▶ Exercise objective:
The answer should be a number alone: the count of lines in the listing below that include "replies".

** Record extracts follows **

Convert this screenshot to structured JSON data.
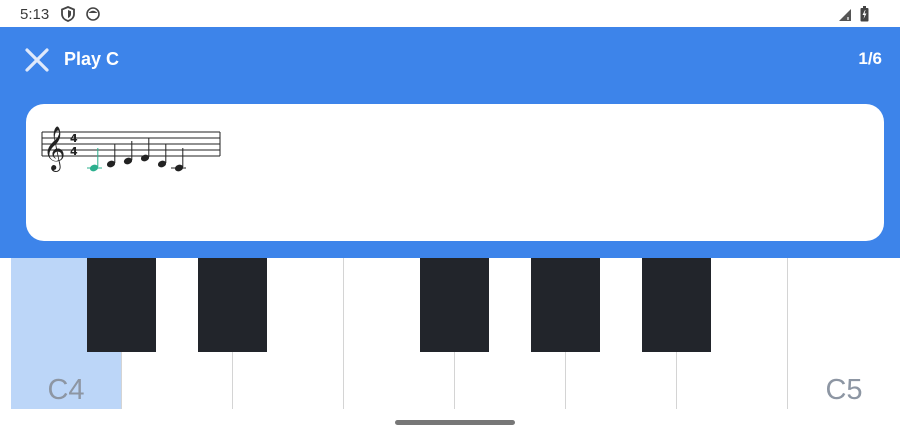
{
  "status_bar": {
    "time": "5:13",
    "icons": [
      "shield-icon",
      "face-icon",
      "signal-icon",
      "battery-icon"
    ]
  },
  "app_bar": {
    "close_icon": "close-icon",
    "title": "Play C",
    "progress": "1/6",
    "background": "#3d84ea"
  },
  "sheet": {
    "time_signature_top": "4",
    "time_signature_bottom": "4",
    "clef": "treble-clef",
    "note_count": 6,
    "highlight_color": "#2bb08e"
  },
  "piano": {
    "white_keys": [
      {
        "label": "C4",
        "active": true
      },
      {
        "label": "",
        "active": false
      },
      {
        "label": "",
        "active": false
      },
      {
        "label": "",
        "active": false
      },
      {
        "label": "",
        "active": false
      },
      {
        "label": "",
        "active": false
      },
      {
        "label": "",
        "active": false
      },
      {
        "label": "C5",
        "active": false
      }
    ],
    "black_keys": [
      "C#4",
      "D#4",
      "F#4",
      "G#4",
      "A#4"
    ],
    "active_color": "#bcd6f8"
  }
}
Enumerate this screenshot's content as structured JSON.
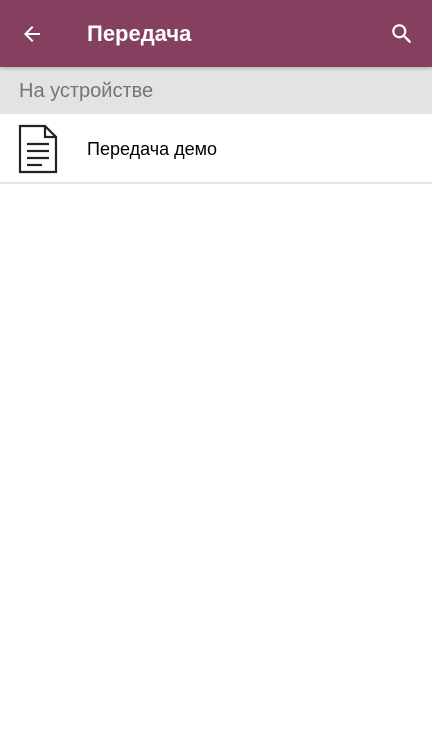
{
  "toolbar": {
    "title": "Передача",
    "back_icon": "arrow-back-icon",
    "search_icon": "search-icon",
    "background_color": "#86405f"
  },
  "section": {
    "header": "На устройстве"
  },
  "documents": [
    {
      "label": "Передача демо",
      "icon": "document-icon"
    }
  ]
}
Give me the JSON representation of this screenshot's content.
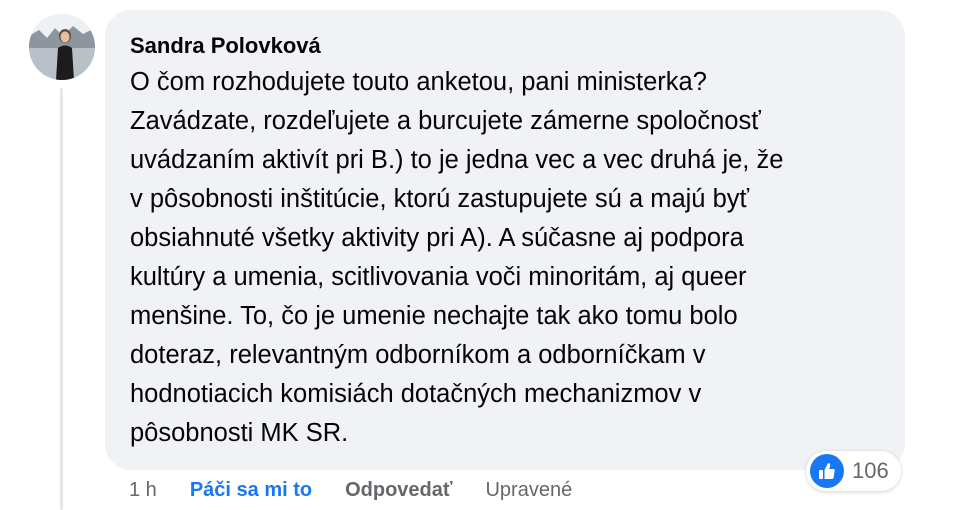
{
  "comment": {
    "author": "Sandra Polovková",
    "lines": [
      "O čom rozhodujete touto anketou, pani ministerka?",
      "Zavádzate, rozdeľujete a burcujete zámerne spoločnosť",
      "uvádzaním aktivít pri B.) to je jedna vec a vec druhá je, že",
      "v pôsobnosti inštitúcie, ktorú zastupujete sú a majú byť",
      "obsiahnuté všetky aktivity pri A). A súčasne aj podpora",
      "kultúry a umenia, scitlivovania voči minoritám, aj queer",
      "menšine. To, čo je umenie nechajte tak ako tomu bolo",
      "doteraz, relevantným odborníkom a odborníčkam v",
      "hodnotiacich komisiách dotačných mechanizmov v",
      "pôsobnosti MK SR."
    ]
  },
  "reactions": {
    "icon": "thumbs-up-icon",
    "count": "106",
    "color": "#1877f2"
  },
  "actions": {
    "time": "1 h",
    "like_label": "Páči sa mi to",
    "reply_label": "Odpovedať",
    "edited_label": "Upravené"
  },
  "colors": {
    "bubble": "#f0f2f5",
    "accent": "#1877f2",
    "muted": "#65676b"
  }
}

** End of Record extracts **
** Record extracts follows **

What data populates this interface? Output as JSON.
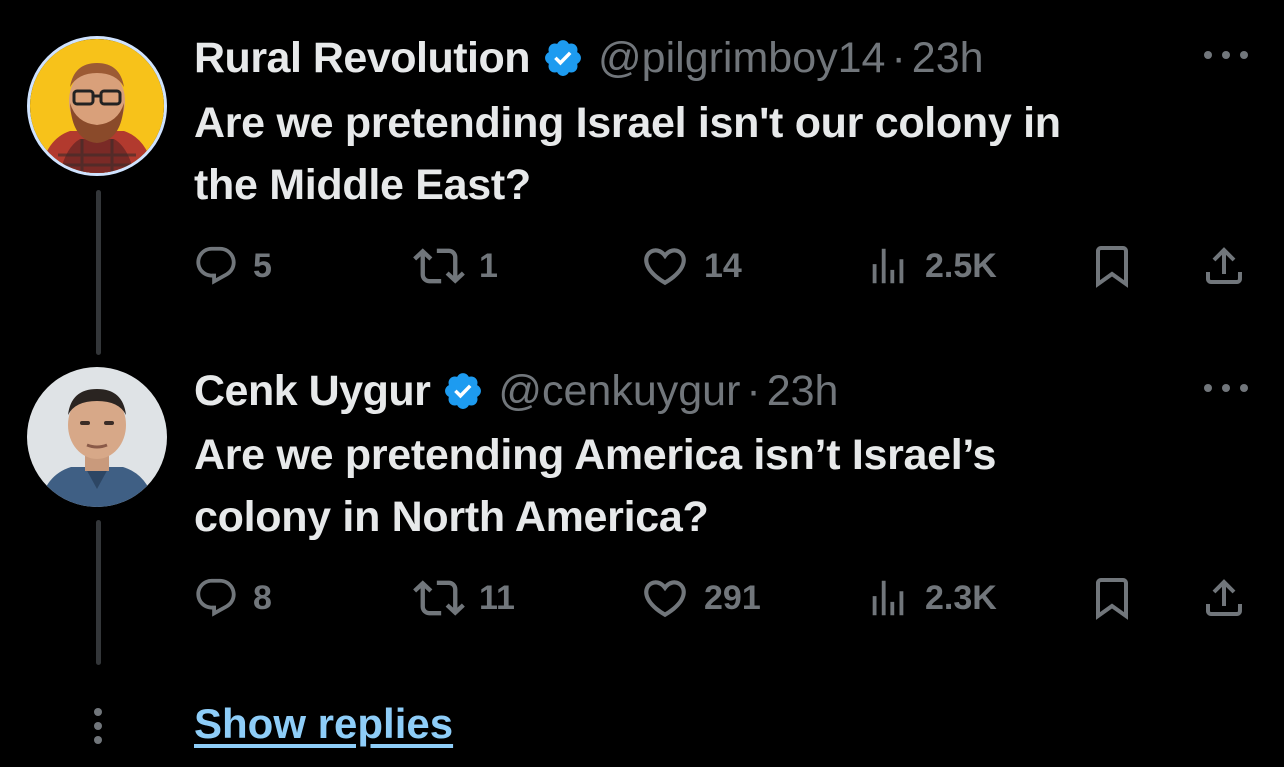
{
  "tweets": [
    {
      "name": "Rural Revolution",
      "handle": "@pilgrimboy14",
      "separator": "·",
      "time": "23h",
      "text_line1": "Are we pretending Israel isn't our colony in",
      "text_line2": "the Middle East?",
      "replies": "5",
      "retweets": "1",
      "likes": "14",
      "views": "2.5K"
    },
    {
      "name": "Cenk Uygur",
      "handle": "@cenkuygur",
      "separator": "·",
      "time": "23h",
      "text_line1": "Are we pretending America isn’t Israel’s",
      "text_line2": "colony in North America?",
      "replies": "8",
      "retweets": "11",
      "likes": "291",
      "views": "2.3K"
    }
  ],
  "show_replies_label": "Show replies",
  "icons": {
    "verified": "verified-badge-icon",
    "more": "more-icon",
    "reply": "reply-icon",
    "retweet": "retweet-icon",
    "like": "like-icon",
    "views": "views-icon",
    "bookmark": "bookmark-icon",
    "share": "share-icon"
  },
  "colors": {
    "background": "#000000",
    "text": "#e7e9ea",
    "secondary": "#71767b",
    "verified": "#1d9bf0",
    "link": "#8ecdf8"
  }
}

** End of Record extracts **

▶ Response area:
3